Hot Potato speaker hopes to bring clarity to students unsure about mixing religious and political beliefs.
By Ryan Flournoy
Americans should recognize the religious roots of their country, a city council aide said at the Oct. 20 Hot Potato lecture at the Methodist Student Center.
Jeff Bazan, special projects staff member to District 7 Councilman Cris Medina, said he wanted to help guide students through the historic and often heated argument over religion and politics.
“Religious issues play a big part in the discourse of politics in our country,” Bazan said. “It’s going to be very interesting in the next 20 years to see which way our country goes.”
The First Amendment protects freedom of religion and prohibits the federal government from laws that establish religion.
But Bazan, who spoke to a crowd of about 30 students and faculty, said this country’s political climate has always explored religious beliefs.
“America was founded as a country with Judeo-Christian values and I think, going forward, that should always be the backbone of our country,” Bazan said.
Bazan spoke about the major differences in religious practices by Republican and Democratic candidates.
“On the Democrat side, as far as religiosity goes, you have a lot more liberal Christians,” Bazan said. “More evangelist Christians and religious fundamentalists tend to support the Republicans.”
Identifying himself as a traditional Catholic, Bazan supports governmental decisions that adhere to a set of strong Christian morals.
Bazan said this country is suffering from a deep divide stemming from cultural religious issues such as contraception laws, same-sex marriage and the death penalty.
In places in the South, like Alabama, polls reveal that over 90 percent of residents consider themselves traditional Christians.
Meanwhile, in northern states like Vermont or Oregon, the majority of people claim no religious affiliation at all.
Bazan recalled when the Supreme Court legalized same-sex marriage, a lot of county clerks in the deep South refused to issue same-sex marriage licenses because of their religious beliefs, whereas same-sex marriage has been legal in Vermont and Massachusetts for almost a decade.
“It seems like our country is getting torn apart based on those who have their views rooted in traditional religion versus those who base their views on their own conscience and no religious document,” Bazan said.
This conflict of religious conviction versus secular ideas often leads to a discussion of church and state, he said.
Bazan said the term “separation of church and state,” first coined by Thomas Jefferson, highlights the First Amendment’s intent to prevent the federal government from enforcing any religion as a universal law and allows individual states to worship without government interference.
Like U.S. Sen. Ted Cruz, a Republican from Texas, Bazan agrees certain civil issues should be determined by individual states like, “the legalization of gay marriage should have been made at a state level,” Bazan said.
He said religious beliefs play a role in the U.S. presidential campaigns.
“I believe there are various approaches of implementing traditional Christian values in politics,” Bazan said. “I think you’re going to see in the 2016 presidential election which way the Democratic Party is going and which way the Republican Party is going, as far as religion is concerned.”
“In the end you should vote for the candidate that best represents your ideas and opinions,” Bazan said. “That’s politics 101.”
An audience member asked Bazan to explain the value of his religion.
“Personally, I believe that at the end it offers me salvation,” Bazan said.
The center’s free Hot Potato lectures welcome students regardless of their religious affiliation.
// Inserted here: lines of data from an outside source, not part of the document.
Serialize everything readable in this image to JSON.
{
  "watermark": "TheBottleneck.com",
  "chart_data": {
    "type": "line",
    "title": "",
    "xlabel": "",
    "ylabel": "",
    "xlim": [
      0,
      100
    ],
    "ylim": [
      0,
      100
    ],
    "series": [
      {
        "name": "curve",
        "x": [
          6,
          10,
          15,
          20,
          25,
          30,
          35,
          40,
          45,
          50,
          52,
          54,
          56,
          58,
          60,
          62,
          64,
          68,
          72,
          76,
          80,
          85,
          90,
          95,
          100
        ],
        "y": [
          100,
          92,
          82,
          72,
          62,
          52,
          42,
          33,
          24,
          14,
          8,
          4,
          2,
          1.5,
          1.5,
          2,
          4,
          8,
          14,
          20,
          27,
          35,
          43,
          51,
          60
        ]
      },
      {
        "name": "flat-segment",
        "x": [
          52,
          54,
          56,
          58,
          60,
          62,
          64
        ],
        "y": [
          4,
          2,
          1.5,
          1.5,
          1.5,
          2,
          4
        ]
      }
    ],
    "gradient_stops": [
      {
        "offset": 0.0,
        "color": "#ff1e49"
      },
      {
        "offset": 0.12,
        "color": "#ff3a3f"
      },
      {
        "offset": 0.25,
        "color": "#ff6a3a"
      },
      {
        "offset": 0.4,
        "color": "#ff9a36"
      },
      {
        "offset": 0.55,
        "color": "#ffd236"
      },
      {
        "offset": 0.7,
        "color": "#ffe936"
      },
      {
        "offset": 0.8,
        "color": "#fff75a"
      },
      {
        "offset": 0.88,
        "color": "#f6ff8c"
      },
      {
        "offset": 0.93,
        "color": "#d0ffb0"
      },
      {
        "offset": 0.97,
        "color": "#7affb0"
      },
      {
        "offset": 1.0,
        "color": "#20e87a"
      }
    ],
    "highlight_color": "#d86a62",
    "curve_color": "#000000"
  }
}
The campus ministry provides a baked potato for attendees.
For more information, visit www.saumcm.org.